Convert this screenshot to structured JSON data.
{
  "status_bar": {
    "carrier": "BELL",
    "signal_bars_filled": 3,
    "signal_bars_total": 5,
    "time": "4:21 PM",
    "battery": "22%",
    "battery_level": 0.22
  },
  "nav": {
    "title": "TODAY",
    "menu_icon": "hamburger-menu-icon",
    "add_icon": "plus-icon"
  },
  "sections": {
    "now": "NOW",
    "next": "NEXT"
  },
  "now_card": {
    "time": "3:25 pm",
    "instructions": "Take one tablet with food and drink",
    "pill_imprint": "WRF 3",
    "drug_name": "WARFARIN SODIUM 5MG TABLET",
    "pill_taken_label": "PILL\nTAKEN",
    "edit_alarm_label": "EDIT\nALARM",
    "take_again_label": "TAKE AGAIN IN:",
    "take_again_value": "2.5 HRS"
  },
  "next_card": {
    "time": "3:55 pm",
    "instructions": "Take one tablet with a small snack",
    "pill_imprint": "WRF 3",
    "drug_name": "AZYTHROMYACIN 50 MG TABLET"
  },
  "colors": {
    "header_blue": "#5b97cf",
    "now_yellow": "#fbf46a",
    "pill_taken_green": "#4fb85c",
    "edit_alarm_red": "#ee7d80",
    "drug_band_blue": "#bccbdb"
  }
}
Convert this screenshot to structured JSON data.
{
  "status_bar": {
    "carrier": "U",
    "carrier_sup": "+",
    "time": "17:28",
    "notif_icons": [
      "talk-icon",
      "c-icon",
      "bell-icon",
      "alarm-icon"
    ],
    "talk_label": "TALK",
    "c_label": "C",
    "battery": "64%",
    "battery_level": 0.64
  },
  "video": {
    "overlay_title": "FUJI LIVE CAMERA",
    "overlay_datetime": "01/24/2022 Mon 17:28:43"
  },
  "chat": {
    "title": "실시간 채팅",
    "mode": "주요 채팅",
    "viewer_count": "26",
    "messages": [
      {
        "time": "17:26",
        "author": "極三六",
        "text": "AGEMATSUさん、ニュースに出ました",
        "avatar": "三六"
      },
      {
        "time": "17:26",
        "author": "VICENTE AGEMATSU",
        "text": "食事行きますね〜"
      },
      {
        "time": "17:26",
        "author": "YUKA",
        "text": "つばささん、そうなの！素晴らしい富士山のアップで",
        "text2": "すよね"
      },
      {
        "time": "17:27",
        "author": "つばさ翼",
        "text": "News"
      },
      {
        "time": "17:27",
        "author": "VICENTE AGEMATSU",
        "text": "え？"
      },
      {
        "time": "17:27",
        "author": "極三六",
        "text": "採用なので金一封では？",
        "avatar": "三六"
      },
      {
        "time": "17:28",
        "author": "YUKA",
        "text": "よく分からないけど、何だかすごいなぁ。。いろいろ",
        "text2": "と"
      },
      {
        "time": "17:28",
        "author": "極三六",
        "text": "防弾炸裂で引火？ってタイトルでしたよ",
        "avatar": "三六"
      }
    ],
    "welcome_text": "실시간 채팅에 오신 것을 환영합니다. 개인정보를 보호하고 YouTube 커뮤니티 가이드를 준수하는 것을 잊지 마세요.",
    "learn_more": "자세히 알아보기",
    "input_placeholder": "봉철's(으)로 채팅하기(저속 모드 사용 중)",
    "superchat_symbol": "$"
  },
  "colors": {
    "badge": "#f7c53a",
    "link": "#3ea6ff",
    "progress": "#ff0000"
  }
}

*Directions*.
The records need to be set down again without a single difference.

*Result of the exercise*.
Convert this screenshot to structured JSON data.
{
  "status_bar": {
    "carrier": "BELL",
    "signal_bars_filled": 3,
    "signal_bars_total": 5,
    "time": "4:21 PM",
    "battery": "22%",
    "battery_level": 0.22
  },
  "nav": {
    "title": "TODAY",
    "menu_icon": "hamburger-menu-icon",
    "add_icon": "plus-icon"
  },
  "sections": {
    "now": "NOW",
    "next": "NEXT"
  },
  "now_card": {
    "time": "3:25 pm",
    "instructions": "Take one tablet with food and drink",
    "pill_imprint": "WRF 3",
    "drug_name": "WARFARIN SODIUM 5MG TABLET",
    "pill_taken_label": "PILL\nTAKEN",
    "edit_alarm_label": "EDIT\nALARM",
    "take_again_label": "TAKE AGAIN IN:",
    "take_again_value": "2.5 HRS"
  },
  "next_card": {
    "time": "3:55 pm",
    "instructions": "Take one tablet with a small snack",
    "pill_imprint": "WRF 3",
    "drug_name": "AZYTHROMYACIN 50 MG TABLET"
  },
  "colors": {
    "header_blue": "#5b97cf",
    "now_yellow": "#fbf46a",
    "pill_taken_green": "#4fb85c",
    "edit_alarm_red": "#ee7d80",
    "drug_band_blue": "#bccbdb"
  }
}
Convert this screenshot to structured JSON data.
{
  "status_bar": {
    "carrier": "U",
    "carrier_sup": "+",
    "time": "17:28",
    "notif_icons": [
      "talk-icon",
      "c-icon",
      "bell-icon",
      "alarm-icon"
    ],
    "talk_label": "TALK",
    "c_label": "C",
    "battery": "64%",
    "battery_level": 0.64
  },
  "video": {
    "overlay_title": "FUJI LIVE CAMERA",
    "overlay_datetime": "01/24/2022 Mon 17:28:43"
  },
  "chat": {
    "title": "실시간 채팅",
    "mode": "주요 채팅",
    "viewer_count": "26",
    "messages": [
      {
        "time": "17:26",
        "author": "極三六",
        "text": "AGEMATSUさん、ニュースに出ました",
        "avatar": "三六"
      },
      {
        "time": "17:26",
        "author": "VICENTE AGEMATSU",
        "text": "食事行きますね〜"
      },
      {
        "time": "17:26",
        "author": "YUKA",
        "text": "つばささん、そうなの！素晴らしい富士山のアップで",
        "text2": "すよね"
      },
      {
        "time": "17:27",
        "author": "つばさ翼",
        "text": "News"
      },
      {
        "time": "17:27",
        "author": "VICENTE AGEMATSU",
        "text": "え？"
      },
      {
        "time": "17:27",
        "author": "極三六",
        "text": "採用なので金一封では？",
        "avatar": "三六"
      },
      {
        "time": "17:28",
        "author": "YUKA",
        "text": "よく分からないけど、何だかすごいなぁ。。いろいろ",
        "text2": "と"
      },
      {
        "time": "17:28",
        "author": "極三六",
        "text": "防弾炸裂で引火？ってタイトルでしたよ",
        "avatar": "三六"
      }
    ],
    "welcome_text": "실시간 채팅에 오신 것을 환영합니다. 개인정보를 보호하고 YouTube 커뮤니티 가이드를 준수하는 것을 잊지 마세요.",
    "learn_more": "자세히 알아보기",
    "input_placeholder": "봉철's(으)로 채팅하기(저속 모드 사용 중)",
    "superchat_symbol": "$"
  },
  "colors": {
    "badge": "#f7c53a",
    "link": "#3ea6ff",
    "progress": "#ff0000"
  }
}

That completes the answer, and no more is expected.